[Website and app data records]
+++

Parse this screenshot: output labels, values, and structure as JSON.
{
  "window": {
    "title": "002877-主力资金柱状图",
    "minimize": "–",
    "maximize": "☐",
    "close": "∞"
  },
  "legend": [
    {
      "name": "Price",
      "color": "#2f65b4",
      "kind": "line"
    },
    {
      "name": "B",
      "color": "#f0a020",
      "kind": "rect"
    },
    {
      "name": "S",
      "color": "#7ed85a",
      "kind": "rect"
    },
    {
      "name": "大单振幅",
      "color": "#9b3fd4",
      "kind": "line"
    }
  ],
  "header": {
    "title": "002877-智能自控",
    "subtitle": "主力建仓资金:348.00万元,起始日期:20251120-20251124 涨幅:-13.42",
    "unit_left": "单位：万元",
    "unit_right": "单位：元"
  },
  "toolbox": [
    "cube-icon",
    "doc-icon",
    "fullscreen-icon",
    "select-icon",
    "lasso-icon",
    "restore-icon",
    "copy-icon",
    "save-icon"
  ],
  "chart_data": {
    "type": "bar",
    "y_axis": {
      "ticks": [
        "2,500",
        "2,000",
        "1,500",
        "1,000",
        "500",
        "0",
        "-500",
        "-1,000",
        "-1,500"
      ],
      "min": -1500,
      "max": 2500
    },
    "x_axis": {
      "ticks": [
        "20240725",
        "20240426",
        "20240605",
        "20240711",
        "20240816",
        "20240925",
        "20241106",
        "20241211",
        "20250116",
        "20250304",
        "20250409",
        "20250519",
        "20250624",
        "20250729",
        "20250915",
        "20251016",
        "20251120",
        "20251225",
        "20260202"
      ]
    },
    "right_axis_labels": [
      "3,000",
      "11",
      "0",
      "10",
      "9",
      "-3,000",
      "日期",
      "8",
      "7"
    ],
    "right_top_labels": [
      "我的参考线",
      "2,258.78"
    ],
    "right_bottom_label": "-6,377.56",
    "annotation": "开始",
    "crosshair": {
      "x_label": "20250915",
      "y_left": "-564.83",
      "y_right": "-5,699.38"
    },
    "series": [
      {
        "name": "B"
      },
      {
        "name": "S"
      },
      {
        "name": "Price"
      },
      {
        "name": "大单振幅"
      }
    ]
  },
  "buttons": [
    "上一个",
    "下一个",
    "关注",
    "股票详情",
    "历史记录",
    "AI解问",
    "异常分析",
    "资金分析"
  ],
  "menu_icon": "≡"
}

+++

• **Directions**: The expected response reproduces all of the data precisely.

• **Answer section**:
Parse this screenshot: output labels, values, and structure as JSON.
{
  "window": {
    "title": "002877-主力资金柱状图",
    "minimize": "–",
    "maximize": "☐",
    "close": "∞"
  },
  "legend": [
    {
      "name": "Price",
      "color": "#2f65b4",
      "kind": "line"
    },
    {
      "name": "B",
      "color": "#f0a020",
      "kind": "rect"
    },
    {
      "name": "S",
      "color": "#7ed85a",
      "kind": "rect"
    },
    {
      "name": "大单振幅",
      "color": "#9b3fd4",
      "kind": "line"
    }
  ],
  "header": {
    "title": "002877-智能自控",
    "subtitle": "主力建仓资金:348.00万元,起始日期:20251120-20251124 涨幅:-13.42",
    "unit_left": "单位：万元",
    "unit_right": "单位：元"
  },
  "toolbox": [
    "cube-icon",
    "doc-icon",
    "fullscreen-icon",
    "select-icon",
    "lasso-icon",
    "restore-icon",
    "copy-icon",
    "save-icon"
  ],
  "chart_data": {
    "type": "bar",
    "y_axis": {
      "ticks": [
        "2,500",
        "2,000",
        "1,500",
        "1,000",
        "500",
        "0",
        "-500",
        "-1,000",
        "-1,500"
      ],
      "min": -1500,
      "max": 2500
    },
    "x_axis": {
      "ticks": [
        "20240725",
        "20240426",
        "20240605",
        "20240711",
        "20240816",
        "20240925",
        "20241106",
        "20241211",
        "20250116",
        "20250304",
        "20250409",
        "20250519",
        "20250624",
        "20250729",
        "20250915",
        "20251016",
        "20251120",
        "20251225",
        "20260202"
      ]
    },
    "right_axis_labels": [
      "3,000",
      "11",
      "0",
      "10",
      "9",
      "-3,000",
      "日期",
      "8",
      "7"
    ],
    "right_top_labels": [
      "我的参考线",
      "2,258.78"
    ],
    "right_bottom_label": "-6,377.56",
    "annotation": "开始",
    "crosshair": {
      "x_label": "20250915",
      "y_left": "-564.83",
      "y_right": "-5,699.38"
    },
    "series": [
      {
        "name": "B"
      },
      {
        "name": "S"
      },
      {
        "name": "Price"
      },
      {
        "name": "大单振幅"
      }
    ]
  },
  "buttons": [
    "上一个",
    "下一个",
    "关注",
    "股票详情",
    "历史记录",
    "AI解问",
    "异常分析",
    "资金分析"
  ],
  "menu_icon": "≡"
}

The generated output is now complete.